Goodreads Synopsis: 

At sixteen, Holly Danvers barely survived the car accident that killed her father. While she has no memory of the crash, it took an ayahuasca treatment, a native plant-based psychedelic therapy, in the jungles of Peru for her to emotionally recover. Twenty years later, Holly is a sought-after psychiatrist determined to use her expertise with psychedelics to treat patients suffering from addictions. Ignoring the risks, she embarks upon an unproven new protocol with miraculous results. But her success in probing the traumas of her patients and the secrets they keep is short-lived.

When one celebrity client goes public with his recovery and another overdoses after accusing Holly of improprieties, her world is turned upside down. With her career on the line, Holly reaches out to her mentor—and estranged husband—Dr. Aaron Laing, for advice and comfort. But he has a different agenda, and it soon becomes clear that it will be up to Holly alone to figure out why her clients are relapsing and dying. To accomplish that, she will have to risk her life and revisit her own deep-seated trauma.

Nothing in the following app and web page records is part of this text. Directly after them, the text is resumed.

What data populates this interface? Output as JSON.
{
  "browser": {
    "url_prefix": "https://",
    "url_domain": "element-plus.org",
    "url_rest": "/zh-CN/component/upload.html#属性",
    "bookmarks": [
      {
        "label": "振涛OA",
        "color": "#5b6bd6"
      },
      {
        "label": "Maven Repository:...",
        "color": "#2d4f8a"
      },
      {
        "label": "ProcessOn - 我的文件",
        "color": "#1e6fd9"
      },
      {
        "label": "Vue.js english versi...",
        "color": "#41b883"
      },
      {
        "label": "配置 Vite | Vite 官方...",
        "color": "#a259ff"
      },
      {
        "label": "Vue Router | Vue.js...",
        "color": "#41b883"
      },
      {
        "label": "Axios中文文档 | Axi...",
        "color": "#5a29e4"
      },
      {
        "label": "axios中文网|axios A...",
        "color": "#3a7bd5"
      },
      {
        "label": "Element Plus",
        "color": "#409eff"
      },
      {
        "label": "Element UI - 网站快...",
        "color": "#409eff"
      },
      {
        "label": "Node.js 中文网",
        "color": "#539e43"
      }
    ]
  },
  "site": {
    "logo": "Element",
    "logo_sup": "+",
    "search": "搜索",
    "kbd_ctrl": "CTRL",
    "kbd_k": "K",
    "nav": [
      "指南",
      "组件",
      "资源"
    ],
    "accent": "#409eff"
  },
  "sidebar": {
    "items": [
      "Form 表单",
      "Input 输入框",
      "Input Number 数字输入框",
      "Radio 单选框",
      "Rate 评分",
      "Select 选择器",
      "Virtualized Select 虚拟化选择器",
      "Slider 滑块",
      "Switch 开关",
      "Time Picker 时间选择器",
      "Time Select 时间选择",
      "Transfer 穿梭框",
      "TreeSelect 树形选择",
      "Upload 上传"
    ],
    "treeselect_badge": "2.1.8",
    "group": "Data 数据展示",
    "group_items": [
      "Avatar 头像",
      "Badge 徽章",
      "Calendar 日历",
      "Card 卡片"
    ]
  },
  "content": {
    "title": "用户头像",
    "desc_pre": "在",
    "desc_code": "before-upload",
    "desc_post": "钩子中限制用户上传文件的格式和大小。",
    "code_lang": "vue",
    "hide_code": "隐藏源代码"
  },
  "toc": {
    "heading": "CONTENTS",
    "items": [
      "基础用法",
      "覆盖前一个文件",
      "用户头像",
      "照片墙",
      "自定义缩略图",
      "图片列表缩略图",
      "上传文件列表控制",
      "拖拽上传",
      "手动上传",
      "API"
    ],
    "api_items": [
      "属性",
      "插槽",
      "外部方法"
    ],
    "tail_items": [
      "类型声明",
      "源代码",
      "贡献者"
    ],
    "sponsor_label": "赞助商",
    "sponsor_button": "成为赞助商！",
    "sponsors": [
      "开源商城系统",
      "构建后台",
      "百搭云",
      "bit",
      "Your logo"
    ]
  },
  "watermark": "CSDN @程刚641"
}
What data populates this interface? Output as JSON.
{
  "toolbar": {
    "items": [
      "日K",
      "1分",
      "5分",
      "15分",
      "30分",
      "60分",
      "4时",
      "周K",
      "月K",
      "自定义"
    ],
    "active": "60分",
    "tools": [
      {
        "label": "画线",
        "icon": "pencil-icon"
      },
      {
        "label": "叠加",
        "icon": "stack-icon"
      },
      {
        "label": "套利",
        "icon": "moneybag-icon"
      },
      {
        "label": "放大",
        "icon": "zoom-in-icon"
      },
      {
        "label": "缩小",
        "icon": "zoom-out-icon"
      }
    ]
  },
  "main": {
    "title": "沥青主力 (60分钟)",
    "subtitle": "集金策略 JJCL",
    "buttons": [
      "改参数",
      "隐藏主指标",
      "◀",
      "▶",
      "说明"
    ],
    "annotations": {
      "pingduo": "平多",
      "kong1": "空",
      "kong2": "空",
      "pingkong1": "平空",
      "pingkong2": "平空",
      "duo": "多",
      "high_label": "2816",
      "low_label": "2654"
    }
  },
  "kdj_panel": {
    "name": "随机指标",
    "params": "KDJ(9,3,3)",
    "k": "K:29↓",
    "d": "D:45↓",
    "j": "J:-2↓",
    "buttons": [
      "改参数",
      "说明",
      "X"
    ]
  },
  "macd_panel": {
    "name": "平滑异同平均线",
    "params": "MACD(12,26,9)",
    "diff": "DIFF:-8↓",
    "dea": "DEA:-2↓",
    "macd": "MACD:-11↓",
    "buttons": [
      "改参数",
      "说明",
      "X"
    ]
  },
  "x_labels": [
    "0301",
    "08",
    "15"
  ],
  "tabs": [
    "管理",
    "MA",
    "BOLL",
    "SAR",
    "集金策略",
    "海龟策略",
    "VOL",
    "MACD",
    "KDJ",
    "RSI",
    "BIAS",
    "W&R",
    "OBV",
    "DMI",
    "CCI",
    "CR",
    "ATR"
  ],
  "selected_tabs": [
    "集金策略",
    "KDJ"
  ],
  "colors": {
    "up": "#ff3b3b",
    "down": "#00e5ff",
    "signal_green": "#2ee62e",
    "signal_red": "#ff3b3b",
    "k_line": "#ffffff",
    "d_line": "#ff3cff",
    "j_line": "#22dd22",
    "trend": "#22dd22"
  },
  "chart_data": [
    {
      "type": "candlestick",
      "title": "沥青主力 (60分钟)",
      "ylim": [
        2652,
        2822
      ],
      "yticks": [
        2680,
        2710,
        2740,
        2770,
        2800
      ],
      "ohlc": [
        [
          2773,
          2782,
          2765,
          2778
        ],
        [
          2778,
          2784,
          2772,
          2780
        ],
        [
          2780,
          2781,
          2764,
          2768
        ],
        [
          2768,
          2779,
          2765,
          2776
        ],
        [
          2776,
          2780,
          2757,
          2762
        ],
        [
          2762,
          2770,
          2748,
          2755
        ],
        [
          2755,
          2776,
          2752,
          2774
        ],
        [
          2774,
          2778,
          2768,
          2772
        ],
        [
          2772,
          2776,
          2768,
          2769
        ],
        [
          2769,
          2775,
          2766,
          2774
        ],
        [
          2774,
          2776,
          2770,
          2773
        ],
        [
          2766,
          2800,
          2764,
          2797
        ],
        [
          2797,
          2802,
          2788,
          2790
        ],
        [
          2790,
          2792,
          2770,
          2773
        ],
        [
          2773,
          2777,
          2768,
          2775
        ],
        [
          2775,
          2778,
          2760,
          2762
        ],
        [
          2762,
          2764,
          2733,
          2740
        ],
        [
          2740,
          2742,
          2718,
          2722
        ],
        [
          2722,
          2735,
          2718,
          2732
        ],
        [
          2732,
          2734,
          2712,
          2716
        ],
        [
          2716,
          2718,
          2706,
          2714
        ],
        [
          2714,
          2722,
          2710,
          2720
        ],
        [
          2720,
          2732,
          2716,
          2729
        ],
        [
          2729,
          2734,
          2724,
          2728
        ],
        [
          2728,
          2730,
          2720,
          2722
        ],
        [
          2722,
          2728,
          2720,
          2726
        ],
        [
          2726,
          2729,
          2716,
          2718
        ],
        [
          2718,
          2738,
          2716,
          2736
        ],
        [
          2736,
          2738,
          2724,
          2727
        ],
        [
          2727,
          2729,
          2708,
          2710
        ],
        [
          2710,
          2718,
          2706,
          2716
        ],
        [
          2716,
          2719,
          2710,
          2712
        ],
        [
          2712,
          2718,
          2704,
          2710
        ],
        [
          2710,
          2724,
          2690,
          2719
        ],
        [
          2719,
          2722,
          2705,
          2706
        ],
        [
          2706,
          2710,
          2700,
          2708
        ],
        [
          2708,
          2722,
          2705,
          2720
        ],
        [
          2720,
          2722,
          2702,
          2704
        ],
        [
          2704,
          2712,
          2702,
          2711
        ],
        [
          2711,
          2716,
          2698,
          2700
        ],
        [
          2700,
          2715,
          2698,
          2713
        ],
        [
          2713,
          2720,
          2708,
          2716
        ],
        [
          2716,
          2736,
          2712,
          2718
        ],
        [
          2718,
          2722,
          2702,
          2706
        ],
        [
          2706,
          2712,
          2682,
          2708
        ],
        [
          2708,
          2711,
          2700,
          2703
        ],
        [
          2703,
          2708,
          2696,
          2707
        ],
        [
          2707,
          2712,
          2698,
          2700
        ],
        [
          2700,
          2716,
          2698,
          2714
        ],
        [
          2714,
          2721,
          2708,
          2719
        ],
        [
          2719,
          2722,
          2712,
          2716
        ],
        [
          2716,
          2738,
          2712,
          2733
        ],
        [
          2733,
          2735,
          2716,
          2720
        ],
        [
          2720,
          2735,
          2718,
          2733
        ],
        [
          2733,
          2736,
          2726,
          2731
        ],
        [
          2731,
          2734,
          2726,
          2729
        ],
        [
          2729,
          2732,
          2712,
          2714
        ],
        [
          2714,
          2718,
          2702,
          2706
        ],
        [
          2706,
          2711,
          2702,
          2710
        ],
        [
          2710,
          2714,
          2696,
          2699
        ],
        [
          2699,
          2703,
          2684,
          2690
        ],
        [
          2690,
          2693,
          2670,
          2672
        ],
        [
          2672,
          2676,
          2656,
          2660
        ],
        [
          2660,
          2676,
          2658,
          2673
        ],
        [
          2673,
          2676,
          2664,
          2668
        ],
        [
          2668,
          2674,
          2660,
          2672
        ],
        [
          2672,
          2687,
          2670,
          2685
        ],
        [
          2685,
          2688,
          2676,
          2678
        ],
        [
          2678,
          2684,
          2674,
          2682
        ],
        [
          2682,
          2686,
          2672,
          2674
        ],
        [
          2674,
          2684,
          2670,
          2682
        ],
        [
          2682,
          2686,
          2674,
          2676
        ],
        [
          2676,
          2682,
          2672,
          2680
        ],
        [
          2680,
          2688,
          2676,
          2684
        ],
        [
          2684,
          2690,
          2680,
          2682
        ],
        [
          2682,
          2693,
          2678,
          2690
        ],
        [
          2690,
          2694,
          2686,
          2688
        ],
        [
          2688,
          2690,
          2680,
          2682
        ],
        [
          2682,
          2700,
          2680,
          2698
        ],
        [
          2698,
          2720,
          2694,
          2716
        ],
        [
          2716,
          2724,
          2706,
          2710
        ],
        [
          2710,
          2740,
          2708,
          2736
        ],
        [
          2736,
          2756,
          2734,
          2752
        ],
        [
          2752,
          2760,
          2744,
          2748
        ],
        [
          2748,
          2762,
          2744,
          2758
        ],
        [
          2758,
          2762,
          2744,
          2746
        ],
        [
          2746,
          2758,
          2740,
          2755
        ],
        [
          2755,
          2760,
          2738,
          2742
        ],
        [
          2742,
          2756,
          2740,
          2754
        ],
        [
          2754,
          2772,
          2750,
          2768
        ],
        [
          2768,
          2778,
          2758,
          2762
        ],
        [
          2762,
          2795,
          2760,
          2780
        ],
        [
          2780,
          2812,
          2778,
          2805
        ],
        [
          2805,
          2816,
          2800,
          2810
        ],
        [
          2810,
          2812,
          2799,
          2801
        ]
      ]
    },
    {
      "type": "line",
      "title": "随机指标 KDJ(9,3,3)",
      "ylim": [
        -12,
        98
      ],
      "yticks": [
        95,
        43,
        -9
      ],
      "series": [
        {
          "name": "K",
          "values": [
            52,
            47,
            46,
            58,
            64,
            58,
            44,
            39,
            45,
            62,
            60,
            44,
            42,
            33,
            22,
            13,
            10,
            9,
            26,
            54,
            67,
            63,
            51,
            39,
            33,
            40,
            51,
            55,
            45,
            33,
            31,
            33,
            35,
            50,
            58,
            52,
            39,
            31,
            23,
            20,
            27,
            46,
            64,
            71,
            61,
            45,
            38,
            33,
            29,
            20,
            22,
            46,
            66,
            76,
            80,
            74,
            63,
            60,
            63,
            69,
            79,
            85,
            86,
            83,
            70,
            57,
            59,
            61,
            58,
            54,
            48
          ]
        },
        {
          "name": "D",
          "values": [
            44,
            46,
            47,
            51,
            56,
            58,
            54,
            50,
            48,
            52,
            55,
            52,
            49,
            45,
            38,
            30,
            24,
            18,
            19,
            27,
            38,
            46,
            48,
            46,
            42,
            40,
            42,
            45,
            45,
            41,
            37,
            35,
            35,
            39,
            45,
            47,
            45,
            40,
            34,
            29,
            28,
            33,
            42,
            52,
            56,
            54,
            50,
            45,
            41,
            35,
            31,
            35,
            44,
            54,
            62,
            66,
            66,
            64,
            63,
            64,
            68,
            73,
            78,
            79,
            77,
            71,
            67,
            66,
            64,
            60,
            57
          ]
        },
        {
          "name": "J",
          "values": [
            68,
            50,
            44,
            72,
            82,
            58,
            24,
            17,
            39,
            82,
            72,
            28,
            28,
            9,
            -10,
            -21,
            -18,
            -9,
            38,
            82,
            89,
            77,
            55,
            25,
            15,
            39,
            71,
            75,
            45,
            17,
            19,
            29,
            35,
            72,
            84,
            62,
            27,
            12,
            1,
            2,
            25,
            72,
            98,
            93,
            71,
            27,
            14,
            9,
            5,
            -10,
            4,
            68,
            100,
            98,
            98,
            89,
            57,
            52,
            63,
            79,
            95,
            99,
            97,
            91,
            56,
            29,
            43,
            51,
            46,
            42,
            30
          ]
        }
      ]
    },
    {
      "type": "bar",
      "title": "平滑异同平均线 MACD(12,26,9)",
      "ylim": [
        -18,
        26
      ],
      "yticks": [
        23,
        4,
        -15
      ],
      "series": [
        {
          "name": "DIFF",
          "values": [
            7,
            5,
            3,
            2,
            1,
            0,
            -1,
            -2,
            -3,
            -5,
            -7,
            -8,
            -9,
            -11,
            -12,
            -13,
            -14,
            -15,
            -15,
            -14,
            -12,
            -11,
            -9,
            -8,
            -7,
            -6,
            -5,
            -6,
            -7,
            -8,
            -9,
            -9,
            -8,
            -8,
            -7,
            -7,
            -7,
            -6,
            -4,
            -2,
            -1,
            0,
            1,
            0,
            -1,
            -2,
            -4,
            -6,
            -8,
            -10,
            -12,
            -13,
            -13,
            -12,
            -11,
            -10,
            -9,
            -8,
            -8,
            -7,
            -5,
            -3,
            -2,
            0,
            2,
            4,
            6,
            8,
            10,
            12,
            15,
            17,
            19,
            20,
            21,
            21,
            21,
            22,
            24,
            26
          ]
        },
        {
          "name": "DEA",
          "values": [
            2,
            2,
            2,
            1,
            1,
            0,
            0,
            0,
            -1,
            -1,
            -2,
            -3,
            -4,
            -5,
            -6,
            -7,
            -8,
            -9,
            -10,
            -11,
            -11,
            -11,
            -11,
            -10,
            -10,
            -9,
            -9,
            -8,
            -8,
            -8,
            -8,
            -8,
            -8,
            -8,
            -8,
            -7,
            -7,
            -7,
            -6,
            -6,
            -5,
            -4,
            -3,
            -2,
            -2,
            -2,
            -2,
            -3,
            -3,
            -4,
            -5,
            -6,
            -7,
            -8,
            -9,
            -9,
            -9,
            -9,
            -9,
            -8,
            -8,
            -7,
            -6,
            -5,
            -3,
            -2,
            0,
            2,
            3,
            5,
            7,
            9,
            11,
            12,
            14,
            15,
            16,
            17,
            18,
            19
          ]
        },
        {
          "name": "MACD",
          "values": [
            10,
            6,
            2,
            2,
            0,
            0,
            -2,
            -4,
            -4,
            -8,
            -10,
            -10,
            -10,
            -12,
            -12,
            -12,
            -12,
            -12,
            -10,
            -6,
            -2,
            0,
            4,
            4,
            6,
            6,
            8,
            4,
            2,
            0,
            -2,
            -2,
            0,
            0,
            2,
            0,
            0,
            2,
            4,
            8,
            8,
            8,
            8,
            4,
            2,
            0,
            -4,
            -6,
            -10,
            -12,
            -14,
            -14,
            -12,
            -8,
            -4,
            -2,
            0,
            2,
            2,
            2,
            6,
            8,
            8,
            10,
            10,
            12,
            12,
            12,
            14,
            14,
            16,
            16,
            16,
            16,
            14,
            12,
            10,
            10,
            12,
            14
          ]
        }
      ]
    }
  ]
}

I’m such a fan of Daniel’s books. I just find them so different from many of the other books on the market in the mystery/thriller genre. You could call his work “medical mysteries,” perhaps, because each has a medical basis for the plotline. I really enjoy his books because I always learn something, and they make me think. In High Society, Daniel introduces us to the world of therapeutic psychedelics and what a fascinating world it is!

Dr. Holly Danvers is a wonderfully constructed character. She genuinely cares about her patients, and her passion for psychedelic therapy is catching. After her own experience with them as a teenager, she has dedicated her career to helping others. Readers are along for the ride as she takes a group of seven clients through an experimental new protocol, mixing two psychedelics. These aren’t just any clients. They are all high-functioning addicts, and a few of them are somewhat famous. Over the course of their treatment, the seven clients have become quite close and have formed a “tribe.” One of the clients has a “bad trip” and then accuses Holly of impropriety and then overdoses. Things start to get wild after that. 

Complicating matters is Holly’s relationship with her ex-husband Aaron. He’s not only her ex; he’s also her mentor and one of her biggest supporters, professionally and personally. He has different views on the work Holly is doing and different motivations. I liked how we get chapters from his perspective as well as Holly’s, and then a few from the view of her clients. It helped really flesh out the story.

I mentioned earlier that Daniel’s books feel different from a lot of what is on the market. Part of that is the sub-genre, but part of it is his writing style. You know how many thrillers are sort of dark, gritty and claustrophobic? Daniel’s books aren’t like that. I’ve been trying to think of how to describe them, and the best thing I can come up with is clean. The plots are tight and superbly constructed. Maybe it’s because of the medical angle, but I want to say they are delivered with surgical precision. And I mean all that in the very best way. I think Daniel’s books fill a big void in the market. Sometimes, I don’t want something gritty, but I don’t want a bumbling, cozy mystery, either. I want what Daniel delivers. 

Daniel’s Kalla’s High Society is a terrific thriller with a smart premise and even smarter characters that made me think.

Thank you, Simon & Schuster, for the ARC in exchange for an honest review.